The huge success of this first line sparked a frenzied period of construction, “Railway Mania”, particularly in the industrial North. By the 1860s, the North West rail network familiar to passengers today was largely complete. But the breakneck expansion of the 19th century contrasted starkly with the stagnation and decline of the 20th.
The first rail network in the world is now the oldest. Certainly, we’ve upgraded lines and squeezed more capacity out of existing routes, but we haven’t built any new lines, in the North, for more than a hundred years.
It is this chequered history of our railways in the 20th Century that puts our current ambitions into perspective. There simply has not been a programme of rail investment in the UK on anything like the scale of our Integrated Rail Plan in living memory.
This government has committed £96 billion to high speed and regional rail links over the coming years.
With HS2 and Northern Powerhouse Rail, we have embarked on a new Railway Age. If ever proof were needed of this government’s commitment to levelling up the country and re-energising the North and Midlands, this is it.
Think of it: £96 billion. More than ten times the amount we spent on the 2012 Olympics.
And the epicentre of this investment is the North West, with HS2 and Northern Powerhouse Rail linking the region with London, the Midlands and Yorkshire, slashing journey times and transforming capacity.
And there will be new stations at Manchester Piccadilly and Manchester Airport to welcome passengers.
Just last week, we introduced the bill for the next phase of HS2 between Crewe and Manchester. Not only will it realise a great prospect for Crewe, with a new HS2 hub, but it will also see five to seven HS2 trains per hour, ferrying family, friends and, most importantly, opportunities to and from the North. Journey times from Manchester to London will be slashed by almost an hour, and trips to Birmingham from Manchester will be up to 45 minutes faster.
But even more importantly, HS2 will transform capacity on routes south, relieving pressure on the West Coast Mainline. The high-speed line, one of Europe’s biggest construction projects, will create some 17,500 jobs in the North during its creation. Crewe is a historic railway town but as a hub joining HS2 with the West Coast Mainline this junction’s best days are yet to come
I was pleased to see the bill getting the support it deserves from many in the North West business community. Figures from Greater Manchester Chamber of Commerce, Cheshire and Warrington Local Enterprise Partnership and Cheshire East Council all welcomed the plans, citing the prospects for economic growth, increased business investment, regeneration, and levelling up.
They were mirrored in the Midlands too. “It will give the West Midlands and North West the fast, reliable rail connectivity these regions so desperately need. What’s important now is that we seize this momentum to accelerate job creation, investment and regeneration that makes this investment so transformative,” said Maria Machancoses, chief executive of Midlands Connect, who also described it as a watershed moment in HS2’s development.
After the reaction of some political opponents in recent weeks, complaining that a £96bn programme isn’t enough – accusations that I’ve responded to in my last two blogs – I shouldn’t have been surprised to see Andy Burnham, mayor of Greater Manchester, joining in the chorus of doomsters this week.
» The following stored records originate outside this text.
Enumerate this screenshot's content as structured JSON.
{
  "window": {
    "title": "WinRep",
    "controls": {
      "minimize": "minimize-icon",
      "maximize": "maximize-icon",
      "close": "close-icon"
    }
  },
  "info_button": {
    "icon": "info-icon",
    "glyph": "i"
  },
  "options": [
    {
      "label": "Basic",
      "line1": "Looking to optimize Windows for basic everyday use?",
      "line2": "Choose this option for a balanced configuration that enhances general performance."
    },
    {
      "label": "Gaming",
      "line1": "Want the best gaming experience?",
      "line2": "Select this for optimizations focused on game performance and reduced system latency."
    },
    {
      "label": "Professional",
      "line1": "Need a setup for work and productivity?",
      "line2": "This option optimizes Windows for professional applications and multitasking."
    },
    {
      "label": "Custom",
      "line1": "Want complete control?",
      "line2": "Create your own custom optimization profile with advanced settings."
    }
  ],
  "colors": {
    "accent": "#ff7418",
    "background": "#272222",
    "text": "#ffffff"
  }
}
But I must admit, I was staggered by what he said.
Did he really call on the Government to show “ambition for the North”? Apparently, yes, as it was reported widely.
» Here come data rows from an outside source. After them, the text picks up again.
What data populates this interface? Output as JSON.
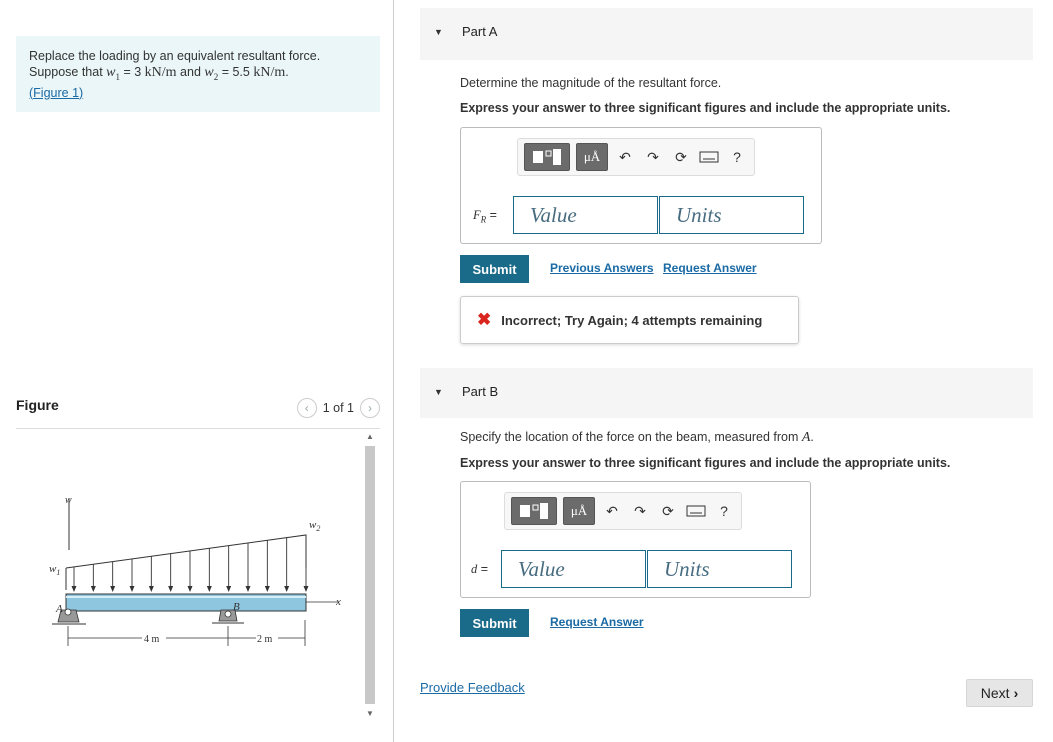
{
  "problem": {
    "line1": "Replace the loading by an equivalent resultant force.",
    "suppose": "Suppose that",
    "w1_sym": "w",
    "w1_sub": "1",
    "w1_val": " = 3 ",
    "w1_unit": "kN/m",
    "and": " and ",
    "w2_sym": "w",
    "w2_sub": "2",
    "w2_val": " = 5.5 ",
    "w2_unit": "kN/m",
    "dot": ".",
    "fig_link_open": "(",
    "fig_link": "Figure 1",
    "fig_link_close": ")"
  },
  "figure": {
    "title": "Figure",
    "pager": "1 of 1",
    "labels": {
      "w": "w",
      "w1": "w",
      "w1_sub": "1",
      "w2": "w",
      "w2_sub": "2",
      "A": "A",
      "B": "B",
      "x": "x",
      "dim1": "4 m",
      "dim2": "2 m"
    }
  },
  "partA": {
    "label": "Part A",
    "question": "Determine the magnitude of the resultant force.",
    "instruction": "Express your answer to three significant figures and include the appropriate units.",
    "mu": "μÅ",
    "help": "?",
    "field_label_main": "F",
    "field_label_sub": "R",
    "field_label_eq": " =",
    "value_placeholder": "Value",
    "units_placeholder": "Units",
    "submit": "Submit",
    "prev_answers": "Previous Answers",
    "request_answer": "Request Answer",
    "feedback": "Incorrect; Try Again; 4 attempts remaining"
  },
  "partB": {
    "label": "Part B",
    "question_pre": "Specify the location of the force on the beam, measured from ",
    "question_sym": "A",
    "question_post": ".",
    "instruction": "Express your answer to three significant figures and include the appropriate units.",
    "mu": "μÅ",
    "help": "?",
    "field_label": "d",
    "field_label_eq": " =",
    "value_placeholder": "Value",
    "units_placeholder": "Units",
    "submit": "Submit",
    "request_answer": "Request Answer"
  },
  "footer": {
    "feedback_link": "Provide Feedback",
    "next": "Next"
  },
  "colors": {
    "accent": "#1a6a8a",
    "problem_bg": "#eaf6f8",
    "error": "#d9251d",
    "beam": "#8fc6df"
  }
}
I answer Mr Burnham here: is it showing lack of ambition to build Britain’s first high speed rail network, the first new national line for well over a century, with two high speed stations located in his home city? Is it unambitious to deliver a £96bn tailored rail plan for the North and Midlands, as we slash journey times from Manchester to Leeds to around 33 minutes, and double the number of seats between Manchester and London?
What about the additional 400 miles of railway we committed to upgrade in the Integrated Rail Plan, Andy? This includes digital signalling, bigger, better stations and expanding two track sections into three and four track.
Or the revised construction schedule aimed at delivering benefits far sooner than was originally envisaged?
And what about the extra 180 miles of railway infrastructure we’re electrifying, on top of the extensive electrification we’ve already delivered in the North West? Labour managed barely 63 miles of electrification in 13 years!
Peter Parker, head of British Rail, once remarked: “The world is a branch line of the pioneering Liverpool to Manchester run.”
He was right. The North West was first. But the world also caught up and overtook us.
The people of the North West do not deserve to be left behind. They deserve the best.
I’m proud to be the Transport Secretary who is finally doing something about it, bringing the birthplace of the 19th Century railway into the 21st.